Initially, I faced a lot of resistance from the family. I mean we're truly a Gursikh family, the only profession we've ever known is the business. So from there to performing arts, it was something of a long-shot. I remember getting this role in Kumar Sahni's film Khayal Gatha, and I remember my mother categorically telling me if I did that film I couldn't come back home again. But then she eventually came around, and I wouldn't have been able to do theatre around Delhi if not for her. And it was like that for the whole family, they took a while to get around. And I could have possibly done some more theatre in the meantime.
Is it difficult being a mother and a working actor at the same time, even now? Have things changed at all in the recent past?

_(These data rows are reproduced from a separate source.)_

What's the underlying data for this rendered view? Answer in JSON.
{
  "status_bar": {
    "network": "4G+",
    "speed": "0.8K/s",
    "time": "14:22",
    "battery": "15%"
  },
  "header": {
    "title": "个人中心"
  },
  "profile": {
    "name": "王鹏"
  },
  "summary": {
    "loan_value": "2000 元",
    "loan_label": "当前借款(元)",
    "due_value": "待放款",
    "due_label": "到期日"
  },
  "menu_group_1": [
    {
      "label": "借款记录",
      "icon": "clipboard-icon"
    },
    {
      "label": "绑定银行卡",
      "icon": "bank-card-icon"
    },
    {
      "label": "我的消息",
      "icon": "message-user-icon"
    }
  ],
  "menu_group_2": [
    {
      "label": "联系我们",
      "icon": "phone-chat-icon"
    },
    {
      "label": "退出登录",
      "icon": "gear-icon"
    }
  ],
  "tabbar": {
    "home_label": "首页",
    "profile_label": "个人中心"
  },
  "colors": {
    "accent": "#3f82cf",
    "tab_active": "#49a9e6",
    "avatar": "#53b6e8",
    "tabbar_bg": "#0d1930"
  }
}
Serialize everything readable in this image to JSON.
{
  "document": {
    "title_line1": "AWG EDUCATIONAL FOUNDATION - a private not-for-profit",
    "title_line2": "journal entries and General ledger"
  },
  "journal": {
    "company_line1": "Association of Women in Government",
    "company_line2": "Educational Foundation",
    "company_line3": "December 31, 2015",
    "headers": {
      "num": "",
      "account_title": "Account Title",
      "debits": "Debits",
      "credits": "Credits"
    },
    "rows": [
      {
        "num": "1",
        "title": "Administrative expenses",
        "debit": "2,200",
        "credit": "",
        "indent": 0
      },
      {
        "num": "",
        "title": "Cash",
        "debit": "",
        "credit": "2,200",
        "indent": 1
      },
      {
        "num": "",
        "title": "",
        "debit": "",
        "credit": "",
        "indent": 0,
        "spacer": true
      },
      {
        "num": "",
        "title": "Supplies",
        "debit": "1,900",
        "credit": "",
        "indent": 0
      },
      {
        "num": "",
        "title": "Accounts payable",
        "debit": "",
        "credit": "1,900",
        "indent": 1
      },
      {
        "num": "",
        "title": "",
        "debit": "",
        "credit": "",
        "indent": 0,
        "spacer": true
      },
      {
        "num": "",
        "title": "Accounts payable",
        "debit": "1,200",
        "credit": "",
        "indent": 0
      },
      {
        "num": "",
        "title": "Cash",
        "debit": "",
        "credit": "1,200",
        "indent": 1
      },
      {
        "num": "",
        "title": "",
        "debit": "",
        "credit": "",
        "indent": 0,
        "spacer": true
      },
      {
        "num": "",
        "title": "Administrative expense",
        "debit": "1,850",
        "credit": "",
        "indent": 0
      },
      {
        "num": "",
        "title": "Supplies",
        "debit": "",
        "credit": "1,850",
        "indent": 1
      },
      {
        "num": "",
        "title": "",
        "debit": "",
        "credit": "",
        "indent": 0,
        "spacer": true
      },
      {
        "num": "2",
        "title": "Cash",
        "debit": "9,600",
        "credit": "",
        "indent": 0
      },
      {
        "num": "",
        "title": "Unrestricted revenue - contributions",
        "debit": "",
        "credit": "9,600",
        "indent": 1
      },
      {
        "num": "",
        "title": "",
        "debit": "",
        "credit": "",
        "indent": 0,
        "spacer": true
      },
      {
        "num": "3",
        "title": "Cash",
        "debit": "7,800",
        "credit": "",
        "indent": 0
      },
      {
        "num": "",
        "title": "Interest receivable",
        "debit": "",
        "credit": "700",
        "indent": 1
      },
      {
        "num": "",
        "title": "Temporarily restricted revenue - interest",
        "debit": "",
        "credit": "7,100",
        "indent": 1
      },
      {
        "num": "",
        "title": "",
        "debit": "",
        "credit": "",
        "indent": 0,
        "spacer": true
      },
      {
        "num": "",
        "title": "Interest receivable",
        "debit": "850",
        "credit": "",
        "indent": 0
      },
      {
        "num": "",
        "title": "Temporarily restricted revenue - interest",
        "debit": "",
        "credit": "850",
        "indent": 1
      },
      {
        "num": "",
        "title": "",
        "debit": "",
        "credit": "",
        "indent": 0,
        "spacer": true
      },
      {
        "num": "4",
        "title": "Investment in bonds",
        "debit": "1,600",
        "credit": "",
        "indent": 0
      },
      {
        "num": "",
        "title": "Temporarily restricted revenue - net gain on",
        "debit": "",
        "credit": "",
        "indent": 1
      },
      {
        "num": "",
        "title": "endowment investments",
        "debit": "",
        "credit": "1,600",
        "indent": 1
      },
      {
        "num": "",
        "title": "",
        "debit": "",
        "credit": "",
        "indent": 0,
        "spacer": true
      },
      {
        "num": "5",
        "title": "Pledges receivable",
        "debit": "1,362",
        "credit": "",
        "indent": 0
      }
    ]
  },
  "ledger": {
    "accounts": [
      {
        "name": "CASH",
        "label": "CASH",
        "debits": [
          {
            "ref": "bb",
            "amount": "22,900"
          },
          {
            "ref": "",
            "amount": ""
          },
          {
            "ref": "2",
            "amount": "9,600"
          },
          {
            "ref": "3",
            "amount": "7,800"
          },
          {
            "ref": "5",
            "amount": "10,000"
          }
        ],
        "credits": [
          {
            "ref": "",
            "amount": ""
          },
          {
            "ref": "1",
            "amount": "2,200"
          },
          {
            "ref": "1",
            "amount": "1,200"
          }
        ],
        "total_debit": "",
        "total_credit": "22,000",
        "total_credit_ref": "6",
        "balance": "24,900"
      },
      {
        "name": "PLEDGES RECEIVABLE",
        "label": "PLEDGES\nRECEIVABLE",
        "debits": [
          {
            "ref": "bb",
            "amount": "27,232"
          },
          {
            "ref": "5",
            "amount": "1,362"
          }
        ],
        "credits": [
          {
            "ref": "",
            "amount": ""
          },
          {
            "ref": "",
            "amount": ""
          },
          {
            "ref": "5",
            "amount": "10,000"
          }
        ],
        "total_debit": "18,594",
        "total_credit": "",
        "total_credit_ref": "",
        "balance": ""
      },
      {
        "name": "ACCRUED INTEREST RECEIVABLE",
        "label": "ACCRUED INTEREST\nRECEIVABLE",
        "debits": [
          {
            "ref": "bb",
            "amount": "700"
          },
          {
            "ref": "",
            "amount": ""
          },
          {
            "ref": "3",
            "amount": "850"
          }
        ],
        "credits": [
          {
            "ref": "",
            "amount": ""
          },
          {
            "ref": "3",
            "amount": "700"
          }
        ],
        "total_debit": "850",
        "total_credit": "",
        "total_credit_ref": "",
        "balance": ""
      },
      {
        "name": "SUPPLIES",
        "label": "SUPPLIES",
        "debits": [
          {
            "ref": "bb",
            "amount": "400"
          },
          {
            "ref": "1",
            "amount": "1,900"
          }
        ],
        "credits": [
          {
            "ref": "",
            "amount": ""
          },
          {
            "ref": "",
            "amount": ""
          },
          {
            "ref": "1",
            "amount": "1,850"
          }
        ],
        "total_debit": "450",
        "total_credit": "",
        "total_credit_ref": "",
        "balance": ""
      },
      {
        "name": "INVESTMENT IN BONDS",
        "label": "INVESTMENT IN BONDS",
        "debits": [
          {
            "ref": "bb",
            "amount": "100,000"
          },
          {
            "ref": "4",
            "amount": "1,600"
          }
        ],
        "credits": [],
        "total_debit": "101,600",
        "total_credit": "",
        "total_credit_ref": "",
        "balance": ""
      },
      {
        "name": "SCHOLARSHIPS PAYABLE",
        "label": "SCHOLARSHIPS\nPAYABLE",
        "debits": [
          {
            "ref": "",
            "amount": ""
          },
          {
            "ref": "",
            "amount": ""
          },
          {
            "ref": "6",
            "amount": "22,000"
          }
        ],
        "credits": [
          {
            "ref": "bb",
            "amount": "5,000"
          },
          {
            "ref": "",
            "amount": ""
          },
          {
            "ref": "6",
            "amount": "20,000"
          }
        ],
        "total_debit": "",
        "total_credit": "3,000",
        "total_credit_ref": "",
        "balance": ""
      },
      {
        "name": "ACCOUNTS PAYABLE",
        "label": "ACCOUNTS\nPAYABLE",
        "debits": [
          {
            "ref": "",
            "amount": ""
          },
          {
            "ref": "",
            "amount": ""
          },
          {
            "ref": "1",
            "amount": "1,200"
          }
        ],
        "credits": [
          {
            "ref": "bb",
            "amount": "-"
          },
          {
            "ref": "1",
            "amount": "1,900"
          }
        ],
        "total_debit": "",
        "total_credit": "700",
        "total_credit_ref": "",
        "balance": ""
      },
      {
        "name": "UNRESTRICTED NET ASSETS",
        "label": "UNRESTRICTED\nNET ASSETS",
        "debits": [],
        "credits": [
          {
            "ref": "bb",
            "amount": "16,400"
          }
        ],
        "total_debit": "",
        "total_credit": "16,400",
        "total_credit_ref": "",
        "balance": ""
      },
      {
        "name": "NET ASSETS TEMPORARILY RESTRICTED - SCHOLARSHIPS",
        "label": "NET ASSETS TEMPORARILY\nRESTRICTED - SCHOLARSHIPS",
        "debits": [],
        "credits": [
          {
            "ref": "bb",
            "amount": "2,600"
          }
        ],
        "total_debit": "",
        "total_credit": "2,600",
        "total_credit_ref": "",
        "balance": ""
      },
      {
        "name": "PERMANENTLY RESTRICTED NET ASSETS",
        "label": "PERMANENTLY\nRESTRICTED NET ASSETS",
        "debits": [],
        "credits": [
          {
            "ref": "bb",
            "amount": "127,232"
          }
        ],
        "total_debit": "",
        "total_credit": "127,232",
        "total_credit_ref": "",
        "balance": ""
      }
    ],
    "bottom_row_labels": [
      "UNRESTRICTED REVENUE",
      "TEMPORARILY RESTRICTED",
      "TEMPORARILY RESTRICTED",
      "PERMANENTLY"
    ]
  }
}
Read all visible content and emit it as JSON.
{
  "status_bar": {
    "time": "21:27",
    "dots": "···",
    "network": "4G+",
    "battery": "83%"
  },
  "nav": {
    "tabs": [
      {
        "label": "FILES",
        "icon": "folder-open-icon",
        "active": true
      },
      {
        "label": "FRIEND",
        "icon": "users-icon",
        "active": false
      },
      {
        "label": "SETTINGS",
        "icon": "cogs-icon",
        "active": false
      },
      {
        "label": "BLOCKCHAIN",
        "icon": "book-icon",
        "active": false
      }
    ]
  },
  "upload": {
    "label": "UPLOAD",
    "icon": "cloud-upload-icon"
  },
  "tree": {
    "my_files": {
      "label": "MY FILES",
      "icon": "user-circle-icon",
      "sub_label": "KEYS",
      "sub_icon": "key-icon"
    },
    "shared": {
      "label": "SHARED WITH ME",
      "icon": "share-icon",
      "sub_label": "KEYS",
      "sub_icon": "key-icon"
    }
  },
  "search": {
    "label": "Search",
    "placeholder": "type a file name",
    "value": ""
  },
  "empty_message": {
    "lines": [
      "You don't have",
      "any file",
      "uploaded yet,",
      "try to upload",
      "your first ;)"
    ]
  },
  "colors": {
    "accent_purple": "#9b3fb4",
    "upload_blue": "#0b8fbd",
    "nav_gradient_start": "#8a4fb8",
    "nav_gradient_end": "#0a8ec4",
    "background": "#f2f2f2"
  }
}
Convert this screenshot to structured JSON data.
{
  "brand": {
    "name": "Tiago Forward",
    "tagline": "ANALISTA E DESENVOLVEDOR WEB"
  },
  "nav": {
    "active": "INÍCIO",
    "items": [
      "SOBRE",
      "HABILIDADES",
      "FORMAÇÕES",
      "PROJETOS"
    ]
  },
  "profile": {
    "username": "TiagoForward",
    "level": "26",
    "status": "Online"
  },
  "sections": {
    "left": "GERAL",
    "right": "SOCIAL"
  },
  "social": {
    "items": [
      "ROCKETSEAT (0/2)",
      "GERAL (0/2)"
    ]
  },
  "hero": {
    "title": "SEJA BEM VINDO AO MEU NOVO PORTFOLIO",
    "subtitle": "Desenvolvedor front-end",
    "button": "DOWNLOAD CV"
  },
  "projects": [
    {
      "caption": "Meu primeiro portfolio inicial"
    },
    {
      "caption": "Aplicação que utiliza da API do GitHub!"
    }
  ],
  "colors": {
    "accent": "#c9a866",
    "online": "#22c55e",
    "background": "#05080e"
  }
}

It's really tough yaar, especially for someone like me. It gets pretty intense as I had to go on an outdoor shoot for Dum Laga Ke Haisha. In fact, I had to refuse Zoya Akhtar's Dil Dhadakne Do which was a 61-day cruise. I couldn't bear to stay away from my child for that long. We need people who can manage our house, while we're working. I think such professionals will find a lot of takers among female working actors.
But is she happy with the kind of roles on offer? Having made her mark as a credible character artist, a woman her age, with a child often finds it difficult to find work in an industry still fascinated with 'young' women in the lead. Does Bollywood even have enough roles for middle-aged female actors?
If the role requires preparation and if something special is being offered to me, I don't mind the auditions. But if you're going to give me another part which isn't very significant, then I mind going for those auditions.
She's been frequent on some new-age content companies like AIB (All India Bakchod) and TVF (The Viral Fever), is there a new wave of content coming our way? Or does she think it will soon become the same old? Chaddha is quietly optimistic as she says,
I think in spite of a strong start, some complacency has started to set in. So they're real and quirky and bringing out all our eccentricities, but that's that, they aren't doing much else. She might have a point considering most of it centres around desi parents, and the emphasis on being relatable on the Internet. I guess even they're figuring it out for now. The stuff on the Internet can be much more exciting. I'm hopeful.
With the kind of regressive content being churned out of Indian television, does she even identify with it?
I do it purely because the money is good, but yes our content is definitely not up to the mark and I know it. I don't claim to be the most aware person of my surroundings, but I read the one-line synopsis of the show (Pehredar Piya Ki) and found it slightly scary. If you're going to fetishise a relationship between a young boy and an older woman, be open about it and make an honest show yaar.
The actor has had her hands full, from Permanent Roommates, to Bandish Bandits, to the critically acclaimed Pagglait. For someone who rues the lack of good work for actors like her, this is probably the world's way of giving Chaddha, her due. It might even work for the short-term, but the problem of lack of roles as supporting characters and casting women beyond a certain age will only be fixed gradually. Just like Sheeba Chaddha herself, we're hopeful.